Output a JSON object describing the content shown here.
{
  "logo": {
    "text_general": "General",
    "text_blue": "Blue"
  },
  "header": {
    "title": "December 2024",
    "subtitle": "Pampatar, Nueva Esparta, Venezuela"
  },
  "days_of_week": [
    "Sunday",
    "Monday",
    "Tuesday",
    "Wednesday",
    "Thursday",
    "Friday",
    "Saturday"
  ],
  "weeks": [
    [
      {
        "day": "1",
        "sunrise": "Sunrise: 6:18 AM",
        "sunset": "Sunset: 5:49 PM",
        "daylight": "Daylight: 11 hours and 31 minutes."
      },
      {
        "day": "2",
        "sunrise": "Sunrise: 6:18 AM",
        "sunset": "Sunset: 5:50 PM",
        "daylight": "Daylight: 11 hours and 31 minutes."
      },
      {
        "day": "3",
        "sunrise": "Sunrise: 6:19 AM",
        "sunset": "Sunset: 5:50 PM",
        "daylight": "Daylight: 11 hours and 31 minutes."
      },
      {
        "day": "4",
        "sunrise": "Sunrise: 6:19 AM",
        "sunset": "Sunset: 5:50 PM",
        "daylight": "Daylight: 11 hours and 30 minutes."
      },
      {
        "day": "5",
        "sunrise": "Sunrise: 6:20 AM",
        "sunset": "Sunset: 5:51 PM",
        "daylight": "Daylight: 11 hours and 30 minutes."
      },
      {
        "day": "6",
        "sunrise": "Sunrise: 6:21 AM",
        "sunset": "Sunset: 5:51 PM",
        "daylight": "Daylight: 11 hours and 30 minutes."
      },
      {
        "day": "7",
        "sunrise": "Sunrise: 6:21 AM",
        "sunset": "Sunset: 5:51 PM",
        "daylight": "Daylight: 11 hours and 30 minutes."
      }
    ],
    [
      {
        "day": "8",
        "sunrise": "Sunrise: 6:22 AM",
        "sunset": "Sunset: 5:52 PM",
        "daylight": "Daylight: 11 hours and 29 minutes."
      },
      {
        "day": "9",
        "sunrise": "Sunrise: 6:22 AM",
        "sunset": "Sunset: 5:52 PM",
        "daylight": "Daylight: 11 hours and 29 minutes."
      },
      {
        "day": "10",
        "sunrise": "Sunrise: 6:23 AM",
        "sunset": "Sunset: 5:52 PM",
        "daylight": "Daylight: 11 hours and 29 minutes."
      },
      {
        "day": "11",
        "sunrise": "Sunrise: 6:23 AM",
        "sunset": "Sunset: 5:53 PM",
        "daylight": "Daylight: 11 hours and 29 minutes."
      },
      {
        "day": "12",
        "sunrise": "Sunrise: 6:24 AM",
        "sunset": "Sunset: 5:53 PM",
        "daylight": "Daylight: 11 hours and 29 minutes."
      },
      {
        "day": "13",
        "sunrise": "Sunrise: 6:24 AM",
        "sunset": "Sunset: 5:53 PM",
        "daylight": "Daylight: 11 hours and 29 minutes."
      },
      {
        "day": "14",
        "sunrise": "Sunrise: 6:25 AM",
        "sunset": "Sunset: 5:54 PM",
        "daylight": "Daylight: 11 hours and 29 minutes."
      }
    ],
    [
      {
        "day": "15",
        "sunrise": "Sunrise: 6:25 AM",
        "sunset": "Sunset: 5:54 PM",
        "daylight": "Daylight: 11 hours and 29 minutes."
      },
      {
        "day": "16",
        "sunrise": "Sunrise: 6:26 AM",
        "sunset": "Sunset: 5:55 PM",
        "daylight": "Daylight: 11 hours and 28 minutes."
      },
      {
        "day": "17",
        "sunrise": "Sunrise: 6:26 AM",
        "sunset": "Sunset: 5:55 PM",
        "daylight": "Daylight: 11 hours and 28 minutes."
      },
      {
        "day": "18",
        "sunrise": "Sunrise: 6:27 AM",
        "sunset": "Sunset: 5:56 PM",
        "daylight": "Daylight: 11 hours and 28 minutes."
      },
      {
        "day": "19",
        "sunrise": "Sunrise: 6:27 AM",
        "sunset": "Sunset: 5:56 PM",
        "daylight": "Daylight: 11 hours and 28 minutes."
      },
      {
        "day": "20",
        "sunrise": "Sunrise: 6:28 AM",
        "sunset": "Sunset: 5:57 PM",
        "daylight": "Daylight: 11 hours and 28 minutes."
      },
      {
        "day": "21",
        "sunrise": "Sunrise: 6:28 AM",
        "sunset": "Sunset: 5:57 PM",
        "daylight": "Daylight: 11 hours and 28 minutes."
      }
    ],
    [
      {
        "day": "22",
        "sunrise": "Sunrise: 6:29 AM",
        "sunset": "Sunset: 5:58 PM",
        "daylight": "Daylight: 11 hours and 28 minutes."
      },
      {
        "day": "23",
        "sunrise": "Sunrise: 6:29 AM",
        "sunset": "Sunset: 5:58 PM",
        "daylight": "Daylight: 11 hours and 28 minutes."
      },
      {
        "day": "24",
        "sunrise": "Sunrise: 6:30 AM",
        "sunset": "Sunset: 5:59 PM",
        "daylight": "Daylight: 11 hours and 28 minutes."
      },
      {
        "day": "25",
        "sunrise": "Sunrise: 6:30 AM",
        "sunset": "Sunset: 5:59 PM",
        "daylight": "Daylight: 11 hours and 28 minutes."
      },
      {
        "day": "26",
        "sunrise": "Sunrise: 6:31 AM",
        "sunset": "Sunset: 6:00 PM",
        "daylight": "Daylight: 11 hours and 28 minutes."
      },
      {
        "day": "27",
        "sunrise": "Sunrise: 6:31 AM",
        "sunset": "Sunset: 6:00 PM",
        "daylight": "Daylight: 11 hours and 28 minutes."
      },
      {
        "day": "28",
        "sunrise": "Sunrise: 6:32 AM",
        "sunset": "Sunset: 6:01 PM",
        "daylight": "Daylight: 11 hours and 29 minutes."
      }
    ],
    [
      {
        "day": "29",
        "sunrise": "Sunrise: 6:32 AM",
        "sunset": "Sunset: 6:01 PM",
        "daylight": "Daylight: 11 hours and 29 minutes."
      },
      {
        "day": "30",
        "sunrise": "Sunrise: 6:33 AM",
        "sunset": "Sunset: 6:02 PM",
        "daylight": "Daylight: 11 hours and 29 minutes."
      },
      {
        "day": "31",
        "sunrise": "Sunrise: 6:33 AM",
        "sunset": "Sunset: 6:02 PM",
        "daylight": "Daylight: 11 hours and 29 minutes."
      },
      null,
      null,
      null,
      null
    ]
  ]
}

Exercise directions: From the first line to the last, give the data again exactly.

Final answer:
Output a JSON object describing the content shown here.
{
  "logo": {
    "text_general": "General",
    "text_blue": "Blue"
  },
  "header": {
    "title": "December 2024",
    "subtitle": "Pampatar, Nueva Esparta, Venezuela"
  },
  "days_of_week": [
    "Sunday",
    "Monday",
    "Tuesday",
    "Wednesday",
    "Thursday",
    "Friday",
    "Saturday"
  ],
  "weeks": [
    [
      {
        "day": "1",
        "sunrise": "Sunrise: 6:18 AM",
        "sunset": "Sunset: 5:49 PM",
        "daylight": "Daylight: 11 hours and 31 minutes."
      },
      {
        "day": "2",
        "sunrise": "Sunrise: 6:18 AM",
        "sunset": "Sunset: 5:50 PM",
        "daylight": "Daylight: 11 hours and 31 minutes."
      },
      {
        "day": "3",
        "sunrise": "Sunrise: 6:19 AM",
        "sunset": "Sunset: 5:50 PM",
        "daylight": "Daylight: 11 hours and 31 minutes."
      },
      {
        "day": "4",
        "sunrise": "Sunrise: 6:19 AM",
        "sunset": "Sunset: 5:50 PM",
        "daylight": "Daylight: 11 hours and 30 minutes."
      },
      {
        "day": "5",
        "sunrise": "Sunrise: 6:20 AM",
        "sunset": "Sunset: 5:51 PM",
        "daylight": "Daylight: 11 hours and 30 minutes."
      },
      {
        "day": "6",
        "sunrise": "Sunrise: 6:21 AM",
        "sunset": "Sunset: 5:51 PM",
        "daylight": "Daylight: 11 hours and 30 minutes."
      },
      {
        "day": "7",
        "sunrise": "Sunrise: 6:21 AM",
        "sunset": "Sunset: 5:51 PM",
        "daylight": "Daylight: 11 hours and 30 minutes."
      }
    ],
    [
      {
        "day": "8",
        "sunrise": "Sunrise: 6:22 AM",
        "sunset": "Sunset: 5:52 PM",
        "daylight": "Daylight: 11 hours and 29 minutes."
      },
      {
        "day": "9",
        "sunrise": "Sunrise: 6:22 AM",
        "sunset": "Sunset: 5:52 PM",
        "daylight": "Daylight: 11 hours and 29 minutes."
      },
      {
        "day": "10",
        "sunrise": "Sunrise: 6:23 AM",
        "sunset": "Sunset: 5:52 PM",
        "daylight": "Daylight: 11 hours and 29 minutes."
      },
      {
        "day": "11",
        "sunrise": "Sunrise: 6:23 AM",
        "sunset": "Sunset: 5:53 PM",
        "daylight": "Daylight: 11 hours and 29 minutes."
      },
      {
        "day": "12",
        "sunrise": "Sunrise: 6:24 AM",
        "sunset": "Sunset: 5:53 PM",
        "daylight": "Daylight: 11 hours and 29 minutes."
      },
      {
        "day": "13",
        "sunrise": "Sunrise: 6:24 AM",
        "sunset": "Sunset: 5:53 PM",
        "daylight": "Daylight: 11 hours and 29 minutes."
      },
      {
        "day": "14",
        "sunrise": "Sunrise: 6:25 AM",
        "sunset": "Sunset: 5:54 PM",
        "daylight": "Daylight: 11 hours and 29 minutes."
      }
    ],
    [
      {
        "day": "15",
        "sunrise": "Sunrise: 6:25 AM",
        "sunset": "Sunset: 5:54 PM",
        "daylight": "Daylight: 11 hours and 29 minutes."
      },
      {
        "day": "16",
        "sunrise": "Sunrise: 6:26 AM",
        "sunset": "Sunset: 5:55 PM",
        "daylight": "Daylight: 11 hours and 28 minutes."
      },
      {
        "day": "17",
        "sunrise": "Sunrise: 6:26 AM",
        "sunset": "Sunset: 5:55 PM",
        "daylight": "Daylight: 11 hours and 28 minutes."
      },
      {
        "day": "18",
        "sunrise": "Sunrise: 6:27 AM",
        "sunset": "Sunset: 5:56 PM",
        "daylight": "Daylight: 11 hours and 28 minutes."
      },
      {
        "day": "19",
        "sunrise": "Sunrise: 6:27 AM",
        "sunset": "Sunset: 5:56 PM",
        "daylight": "Daylight: 11 hours and 28 minutes."
      },
      {
        "day": "20",
        "sunrise": "Sunrise: 6:28 AM",
        "sunset": "Sunset: 5:57 PM",
        "daylight": "Daylight: 11 hours and 28 minutes."
      },
      {
        "day": "21",
        "sunrise": "Sunrise: 6:28 AM",
        "sunset": "Sunset: 5:57 PM",
        "daylight": "Daylight: 11 hours and 28 minutes."
      }
    ],
    [
      {
        "day": "22",
        "sunrise": "Sunrise: 6:29 AM",
        "sunset": "Sunset: 5:58 PM",
        "daylight": "Daylight: 11 hours and 28 minutes."
      },
      {
        "day": "23",
        "sunrise": "Sunrise: 6:29 AM",
        "sunset": "Sunset: 5:58 PM",
        "daylight": "Daylight: 11 hours and 28 minutes."
      },
      {
        "day": "24",
        "sunrise": "Sunrise: 6:30 AM",
        "sunset": "Sunset: 5:59 PM",
        "daylight": "Daylight: 11 hours and 28 minutes."
      },
      {
        "day": "25",
        "sunrise": "Sunrise: 6:30 AM",
        "sunset": "Sunset: 5:59 PM",
        "daylight": "Daylight: 11 hours and 28 minutes."
      },
      {
        "day": "26",
        "sunrise": "Sunrise: 6:31 AM",
        "sunset": "Sunset: 6:00 PM",
        "daylight": "Daylight: 11 hours and 28 minutes."
      },
      {
        "day": "27",
        "sunrise": "Sunrise: 6:31 AM",
        "sunset": "Sunset: 6:00 PM",
        "daylight": "Daylight: 11 hours and 28 minutes."
      },
      {
        "day": "28",
        "sunrise": "Sunrise: 6:32 AM",
        "sunset": "Sunset: 6:01 PM",
        "daylight": "Daylight: 11 hours and 29 minutes."
      }
    ],
    [
      {
        "day": "29",
        "sunrise": "Sunrise: 6:32 AM",
        "sunset": "Sunset: 6:01 PM",
        "daylight": "Daylight: 11 hours and 29 minutes."
      },
      {
        "day": "30",
        "sunrise": "Sunrise: 6:33 AM",
        "sunset": "Sunset: 6:02 PM",
        "daylight": "Daylight: 11 hours and 29 minutes."
      },
      {
        "day": "31",
        "sunrise": "Sunrise: 6:33 AM",
        "sunset": "Sunset: 6:02 PM",
        "daylight": "Daylight: 11 hours and 29 minutes."
      },
      null,
      null,
      null,
      null
    ]
  ]
}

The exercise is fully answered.